Ted Neeley is not Jesus Christ, though you might be excused for thinking otherwise.
Like Yul Brynner in The King and I or Carol Channing in Hello, Dolly! Neeley has come to be associated with one particular role: Jesus in Jesus Christ Superstar. He did the New York and Los Angeles productions back in the early ’70s and was in Norman Jewison’s 1973 movie, and he’s pretty much been touring with the show off and on ever since.
Neeley, now 63, is back on the road, and he’s headed for the Bay Area. Jesus Christ Superstar opens Dec. 19 in San Francisco.

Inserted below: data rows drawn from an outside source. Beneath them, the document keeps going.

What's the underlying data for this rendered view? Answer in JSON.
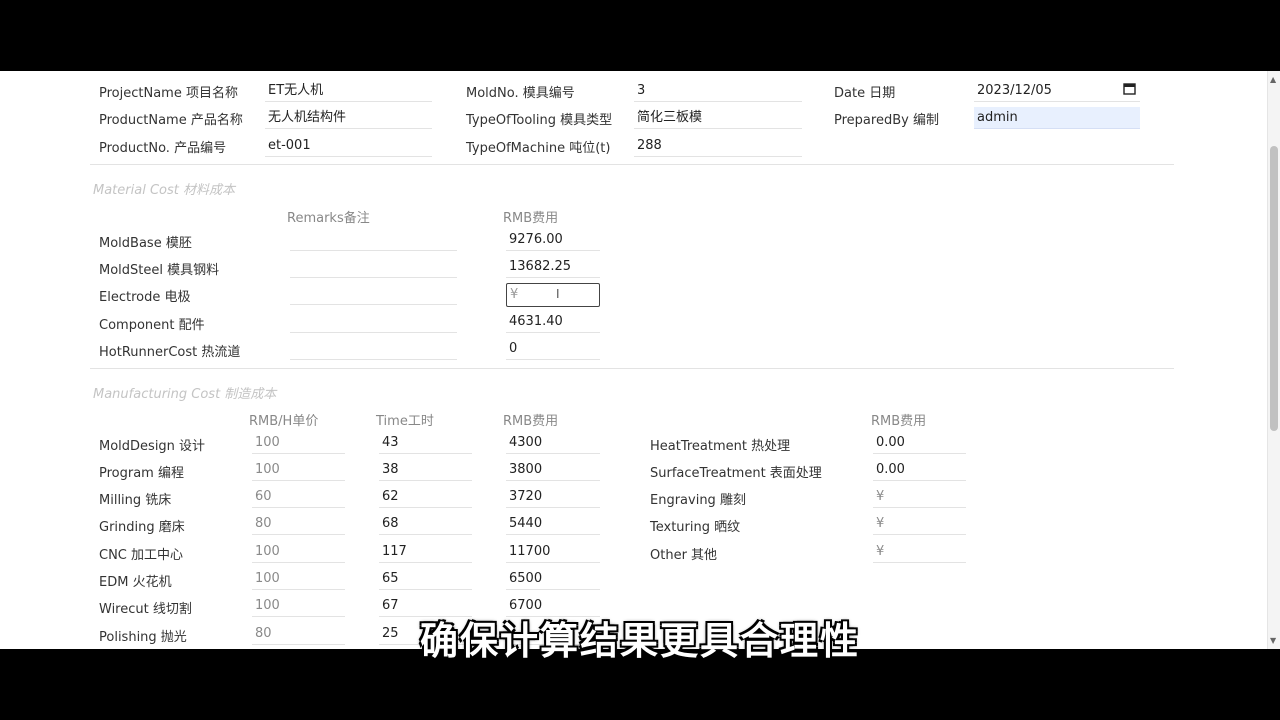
{
  "header": {
    "project_name_label": "ProjectName 项目名称",
    "project_name": "ET无人机",
    "product_name_label": "ProductName 产品名称",
    "product_name": "无人机结构件",
    "product_no_label": "ProductNo. 产品编号",
    "product_no": "et-001",
    "mold_no_label": "MoldNo. 模具编号",
    "mold_no": "3",
    "tooling_type_label": "TypeOfTooling 模具类型",
    "tooling_type": "简化三板模",
    "machine_type_label": "TypeOfMachine 吨位(t)",
    "machine_type": "288",
    "date_label": "Date 日期",
    "date": "2023/12/05",
    "prepared_by_label": "PreparedBy 编制",
    "prepared_by": "admin"
  },
  "material": {
    "section_title": "Material Cost 材料成本",
    "col_remarks": "Remarks备注",
    "col_rmb": "RMB费用",
    "rows": [
      {
        "label": "MoldBase 模胚",
        "remarks": "",
        "rmb": "9276.00"
      },
      {
        "label": "MoldSteel 模具钢料",
        "remarks": "",
        "rmb": "13682.25"
      },
      {
        "label": "Electrode 电极",
        "remarks": "",
        "rmb": "¥"
      },
      {
        "label": "Component 配件",
        "remarks": "",
        "rmb": "4631.40"
      },
      {
        "label": "HotRunnerCost 热流道",
        "remarks": "",
        "rmb": "0"
      }
    ]
  },
  "manufacturing": {
    "section_title": "Manufacturing Cost 制造成本",
    "col_rate": "RMB/H单价",
    "col_time": "Time工时",
    "col_rmb": "RMB费用",
    "col_rmb2": "RMB费用",
    "rows": [
      {
        "label": "MoldDesign 设计",
        "rate": "100",
        "time": "43",
        "rmb": "4300"
      },
      {
        "label": "Program 编程",
        "rate": "100",
        "time": "38",
        "rmb": "3800"
      },
      {
        "label": "Milling 铣床",
        "rate": "60",
        "time": "62",
        "rmb": "3720"
      },
      {
        "label": "Grinding 磨床",
        "rate": "80",
        "time": "68",
        "rmb": "5440"
      },
      {
        "label": "CNC 加工中心",
        "rate": "100",
        "time": "117",
        "rmb": "11700"
      },
      {
        "label": "EDM 火花机",
        "rate": "100",
        "time": "65",
        "rmb": "6500"
      },
      {
        "label": "Wirecut 线切割",
        "rate": "100",
        "time": "67",
        "rmb": "6700"
      },
      {
        "label": "Polishing 抛光",
        "rate": "80",
        "time": "25",
        "rmb": ""
      }
    ],
    "other_rows": [
      {
        "label": "HeatTreatment 热处理",
        "rmb": "0.00"
      },
      {
        "label": "SurfaceTreatment 表面处理",
        "rmb": "0.00"
      },
      {
        "label": "Engraving 雕刻",
        "rmb": "¥"
      },
      {
        "label": "Texturing 晒纹",
        "rmb": "¥"
      },
      {
        "label": "Other 其他",
        "rmb": "¥"
      }
    ]
  },
  "subtitle": "确保计算结果更具合理性"
}
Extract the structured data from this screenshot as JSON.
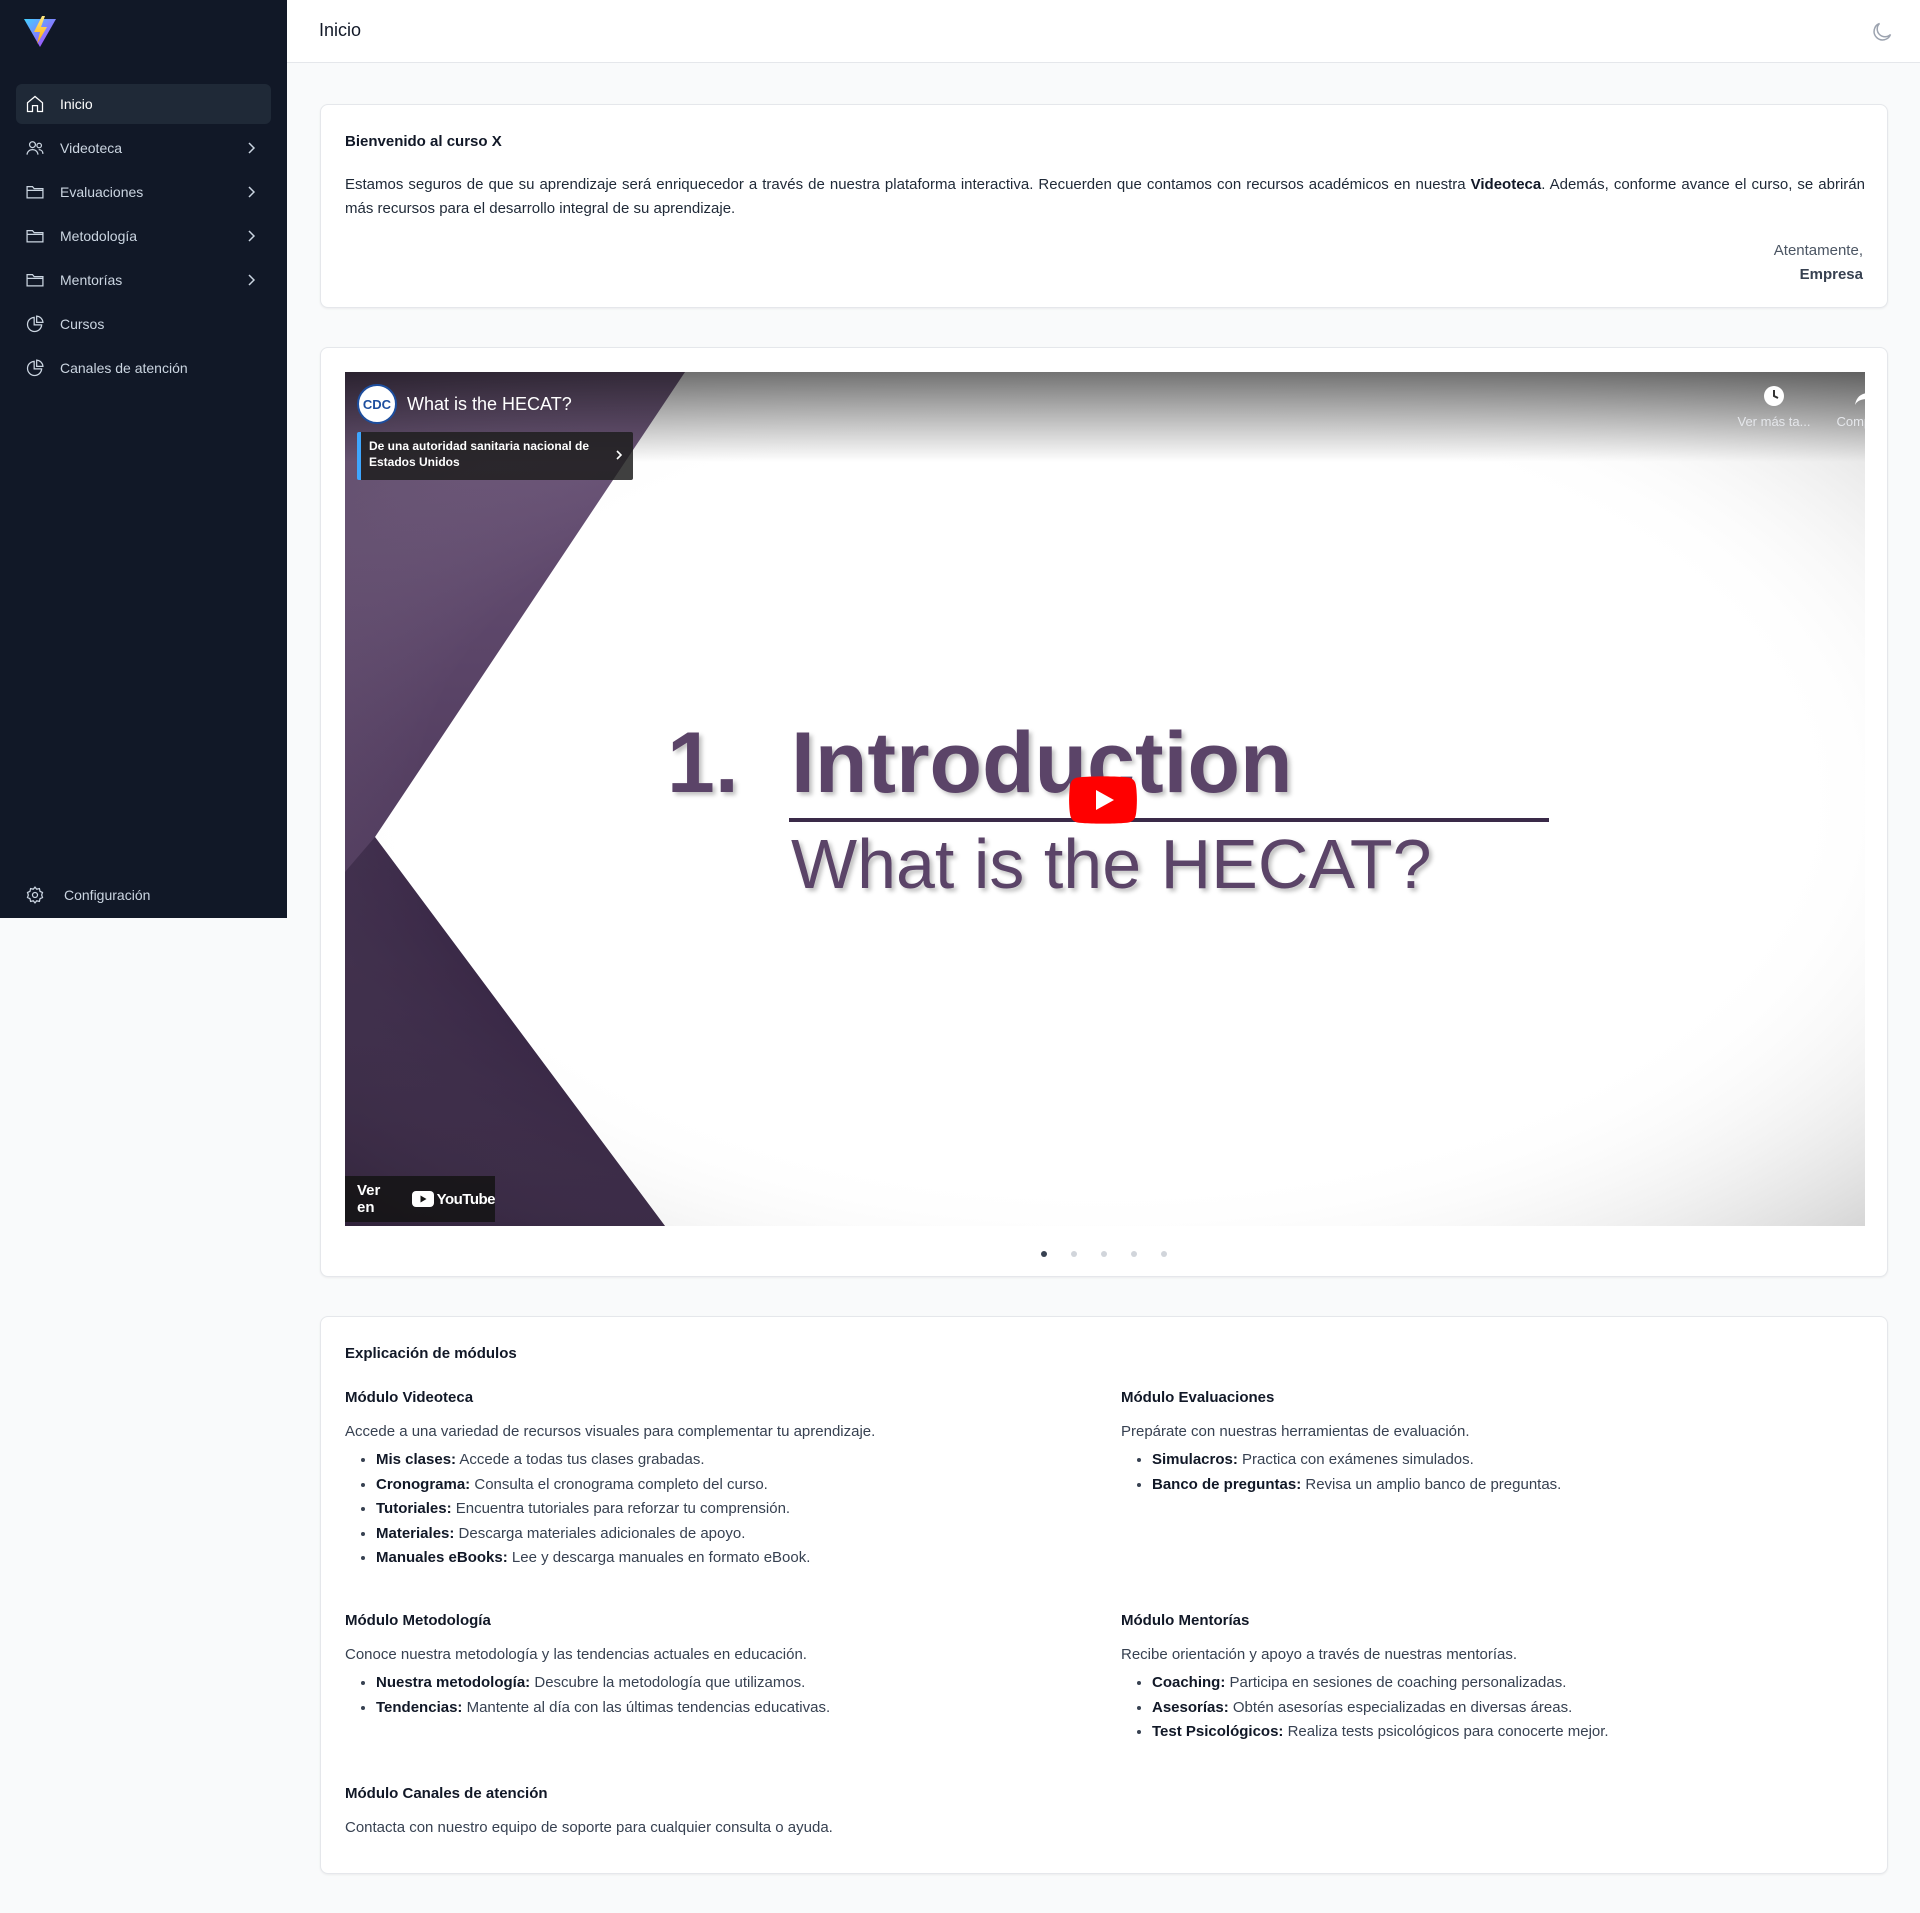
{
  "sidebar": {
    "items": [
      {
        "label": "Inicio",
        "icon": "home-icon",
        "active": true,
        "has_submenu": false
      },
      {
        "label": "Videoteca",
        "icon": "users-icon",
        "active": false,
        "has_submenu": true
      },
      {
        "label": "Evaluaciones",
        "icon": "folder-icon",
        "active": false,
        "has_submenu": true
      },
      {
        "label": "Metodología",
        "icon": "folder-icon",
        "active": false,
        "has_submenu": true
      },
      {
        "label": "Mentorías",
        "icon": "folder-icon",
        "active": false,
        "has_submenu": true
      },
      {
        "label": "Cursos",
        "icon": "pie-chart-icon",
        "active": false,
        "has_submenu": false
      },
      {
        "label": "Canales de atención",
        "icon": "pie-chart-icon",
        "active": false,
        "has_submenu": false
      }
    ],
    "config_label": "Configuración"
  },
  "header": {
    "title": "Inicio"
  },
  "welcome": {
    "title": "Bienvenido al curso X",
    "text_before": "Estamos seguros de que su aprendizaje será enriquecedor a través de nuestra plataforma interactiva. Recuerden que contamos con recursos académicos en nuestra ",
    "text_bold": "Videoteca",
    "text_after": ". Además, conforme avance el curso, se abrirán más recursos para el desarrollo integral de su aprendizaje.",
    "closing": "Atentamente,",
    "company": "Empresa"
  },
  "video": {
    "channel_badge": "CDC",
    "title": "What is the HECAT?",
    "info_panel": "De una autoridad sanitaria nacional de Estados Unidos",
    "watch_later_label": "Ver más ta...",
    "share_label": "Compartir",
    "slide_number": "1.",
    "slide_title": "Introduction",
    "slide_subtitle": "What is the HECAT?",
    "watch_on_label": "Ver en",
    "youtube_word": "YouTube",
    "carousel_count": 5,
    "carousel_active": 0
  },
  "modules": {
    "title": "Explicación de módulos",
    "videoteca": {
      "title": "Módulo Videoteca",
      "desc": "Accede a una variedad de recursos visuales para complementar tu aprendizaje.",
      "items": [
        {
          "term": "Mis clases:",
          "text": " Accede a todas tus clases grabadas."
        },
        {
          "term": "Cronograma:",
          "text": " Consulta el cronograma completo del curso."
        },
        {
          "term": "Tutoriales:",
          "text": " Encuentra tutoriales para reforzar tu comprensión."
        },
        {
          "term": "Materiales:",
          "text": " Descarga materiales adicionales de apoyo."
        },
        {
          "term": "Manuales eBooks:",
          "text": " Lee y descarga manuales en formato eBook."
        }
      ]
    },
    "evaluaciones": {
      "title": "Módulo Evaluaciones",
      "desc": "Prepárate con nuestras herramientas de evaluación.",
      "items": [
        {
          "term": "Simulacros:",
          "text": " Practica con exámenes simulados."
        },
        {
          "term": "Banco de preguntas:",
          "text": " Revisa un amplio banco de preguntas."
        }
      ]
    },
    "metodologia": {
      "title": "Módulo Metodología",
      "desc": "Conoce nuestra metodología y las tendencias actuales en educación.",
      "items": [
        {
          "term": "Nuestra metodología:",
          "text": " Descubre la metodología que utilizamos."
        },
        {
          "term": "Tendencias:",
          "text": " Mantente al día con las últimas tendencias educativas."
        }
      ]
    },
    "mentorias": {
      "title": "Módulo Mentorías",
      "desc": "Recibe orientación y apoyo a través de nuestras mentorías.",
      "items": [
        {
          "term": "Coaching:",
          "text": " Participa en sesiones de coaching personalizadas."
        },
        {
          "term": "Asesorías:",
          "text": " Obtén asesorías especializadas en diversas áreas."
        },
        {
          "term": "Test Psicológicos:",
          "text": " Realiza tests psicológicos para conocerte mejor."
        }
      ]
    },
    "canales": {
      "title": "Módulo Canales de atención",
      "desc": "Contacta con nuestro equipo de soporte para cualquier consulta o ayuda."
    }
  },
  "colors": {
    "sidebar_bg": "#111827",
    "sidebar_active_bg": "#1f2937",
    "page_bg": "#f9fafb",
    "slide_purple": "#5b4468",
    "youtube_red": "#ff0000"
  }
}
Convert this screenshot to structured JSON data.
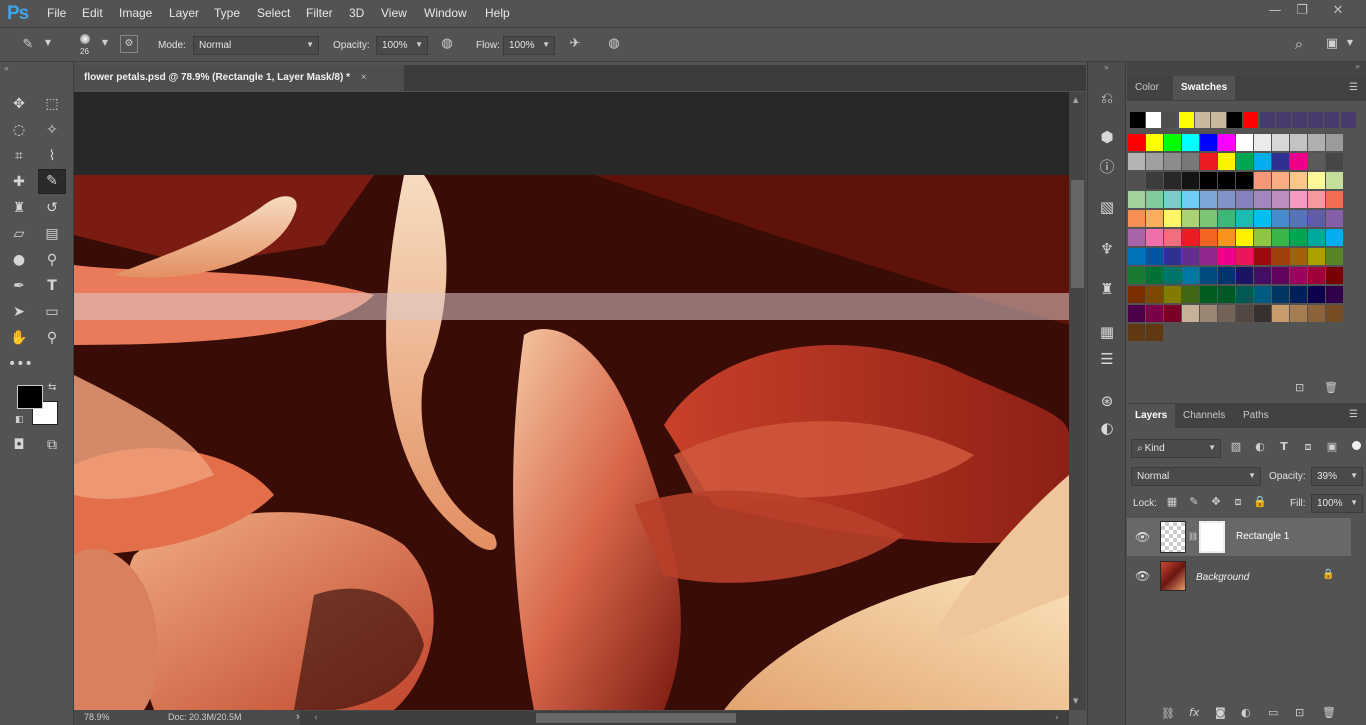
{
  "app": {
    "logo": "Ps"
  },
  "menu": [
    "File",
    "Edit",
    "Image",
    "Layer",
    "Type",
    "Select",
    "Filter",
    "3D",
    "View",
    "Window",
    "Help"
  ],
  "options": {
    "brush_size": "26",
    "mode_label": "Mode:",
    "mode_value": "Normal",
    "opacity_label": "Opacity:",
    "opacity_value": "100%",
    "flow_label": "Flow:",
    "flow_value": "100%"
  },
  "document": {
    "tab_title": "flower petals.psd @ 78.9% (Rectangle 1, Layer Mask/8) *",
    "close": "×"
  },
  "status": {
    "zoom": "78.9%",
    "doc_size": "Doc: 20.3M/20.5M",
    "arrow": "›"
  },
  "color_panel": {
    "tabs": [
      "Color",
      "Swatches"
    ],
    "active": "Swatches"
  },
  "swatches": {
    "row0": [
      "#000000",
      "#ffffff",
      "#4e4e4e",
      "#ffff00",
      "#c8b99c",
      "#c8b99c",
      "#000000",
      "#ff0000",
      "#4a3b6e",
      "#4a3b6e",
      "#4a3b6e",
      "#4a3b6e",
      "#4a3b6e",
      "#4a3b6e"
    ],
    "grid": [
      [
        "#ff0000",
        "#ffff00",
        "#00ff00",
        "#00ffff",
        "#0000ff",
        "#ff00ff",
        "#ffffff",
        "#ebebeb",
        "#d7d7d7",
        "#c3c3c3",
        "#afafaf",
        "#9b9b9b"
      ],
      [
        "#b4b4b4",
        "#a0a0a0",
        "#8c8c8c",
        "#787878",
        "#ed1c24",
        "#fff200",
        "#00a651",
        "#00aeef",
        "#2e3192",
        "#ec008c",
        "#5a5a5a",
        "#464646"
      ],
      [
        "#505050",
        "#3c3c3c",
        "#282828",
        "#141414",
        "#000000",
        "#000000",
        "#000000",
        "#f7977a",
        "#f9ad81",
        "#fdc68a",
        "#fff79a",
        "#c4df9b"
      ],
      [
        "#a3d39c",
        "#82ca9c",
        "#7accc8",
        "#6dcff6",
        "#7da7d9",
        "#8393ca",
        "#8781bd",
        "#a187be",
        "#bc8dbf",
        "#f49ac2",
        "#f6989d",
        "#f26c4f"
      ],
      [
        "#f68e56",
        "#fbaf5d",
        "#fff568",
        "#acd373",
        "#7cc576",
        "#3bb878",
        "#1cbbb4",
        "#00bff3",
        "#448ccb",
        "#5674b9",
        "#605ca8",
        "#855fa8"
      ],
      [
        "#a864a8",
        "#f06eaa",
        "#f26d7d",
        "#ed1c24",
        "#f26522",
        "#f7941d",
        "#fff200",
        "#8dc63f",
        "#39b54a",
        "#00a651",
        "#00a99d",
        "#00aeef"
      ],
      [
        "#0072bc",
        "#0054a6",
        "#2e3192",
        "#662d91",
        "#92278f",
        "#ec008c",
        "#ed145b",
        "#9e0b0f",
        "#a0410d",
        "#a3620a",
        "#aba000",
        "#598527"
      ],
      [
        "#197b30",
        "#007236",
        "#00746b",
        "#0076a3",
        "#004b80",
        "#003471",
        "#1b1464",
        "#440e62",
        "#630460",
        "#9e005d",
        "#9e0039",
        "#790000"
      ],
      [
        "#7b2e00",
        "#7d4900",
        "#827b00",
        "#406618",
        "#005e20",
        "#005826",
        "#005952",
        "#005b7f",
        "#003663",
        "#002157",
        "#0d004c",
        "#32004b"
      ],
      [
        "#4b0049",
        "#7b0046",
        "#7a0026",
        "#c7b299",
        "#998675",
        "#736357",
        "#534741",
        "#37302d",
        "#c69c6d",
        "#a67c52",
        "#8c6239",
        "#754c24"
      ],
      [
        "#603913",
        "#603913"
      ]
    ]
  },
  "layers_panel": {
    "tabs": [
      "Layers",
      "Channels",
      "Paths"
    ],
    "active": "Layers",
    "filter_kind": "Kind",
    "blend_mode": "Normal",
    "opacity_label": "Opacity:",
    "opacity_value": "39%",
    "lock_label": "Lock:",
    "fill_label": "Fill:",
    "fill_value": "100%",
    "layers": [
      {
        "name": "Rectangle 1",
        "visible": true,
        "selected": true
      },
      {
        "name": "Background",
        "visible": true,
        "locked": true
      }
    ]
  }
}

“I wish you could stand in my sandals on that stage and feel what it feels like,” Neeley says on a cell phone from snowy Cleveland. “I’m still doing this because I love it and because it’s an overwhelmingly positive experience for me every night. The voice still works, I feel great about doing the show, and, luckily for me, audiences still seem to be OK with me wearing the sandals.”
Having lived through the early years when Superstar was picketed and labeled blasphemous, Neeley says the Andrew Lloyd Webber-Tim Rice musical has become not only a theatrical standard but also, according to Neeley, “a way to help kids learn about their faith.”
In his white robes, and with his long hair and soaring voice, Neeley is so identified with his character that sometimes fans come back to see him expecting him to be something more than an actor playing a role.
“I always tell myself, `Don’t forget for one minute you’re a rock ‘n’ roll drummer from Texas who can hit high notes,’ ” Neeley says. “But when people come back to see me, I embrace the experience. I grew up in a small Texas town where your three square meals a day came with three square religious conversations. The Bible was a very comfortable experience for me, and the deep religious experience I had growing up is still with me. But I don’t step on anybody’s beliefs.”
Jesus Christ Superstar, a rock retelling of the last seven days in Jesus’ life, is not about religion, according to Neeley.
“To me, the show is about the spiritual connection of humanity,” he says. “No matter who we are or where we come from, under our exterior we have a spiritual connection. I challenge anyone to come into the theater and watch this piece live and not feel something very emotionally stirred in your spirit. That’s just what it does.”
And what Neeley does when he’s not touring is create new musicals. He’s written Pandemonium, the story of a hate-free Utopia, and Rasputin, about the fall of the Romanov dynasty. He’s also recording a country album _ something he’s been working on for quite a while.
But he’s in no hurry.
The current Jesus Christ Superstar tour is being advertised as the “farewell tour,” but as Neeley says, “Nobody included me in that memo. I plan to live forever and do this show forever.”
Jesus Christ Superstar opens Dec. 19 and continues through Dec. 30 at the Orpheum Theatre, 1192 Market St., San Francisco. Tickets are $25 to $85. Call (415) 512-7770 or visit www.ticketmaster.com or www.shnsf.com for information
What Ted said is the truest of all his observations – there is a spiritual connection [because our spirit (essence, life force) is placed in us from God]. Why the show works is that it allows people to see Neeley, though acting, open up his own spirit to the role, and notice, even unaware, that it changes him internally — his thinking, demeanor, compassion, and heart. Unlike other actors of excellent quality, Neeley’s personal ego isn’t primary off stage. That is why people flock to him. Yes, he is still a man too. But Jesus loves him.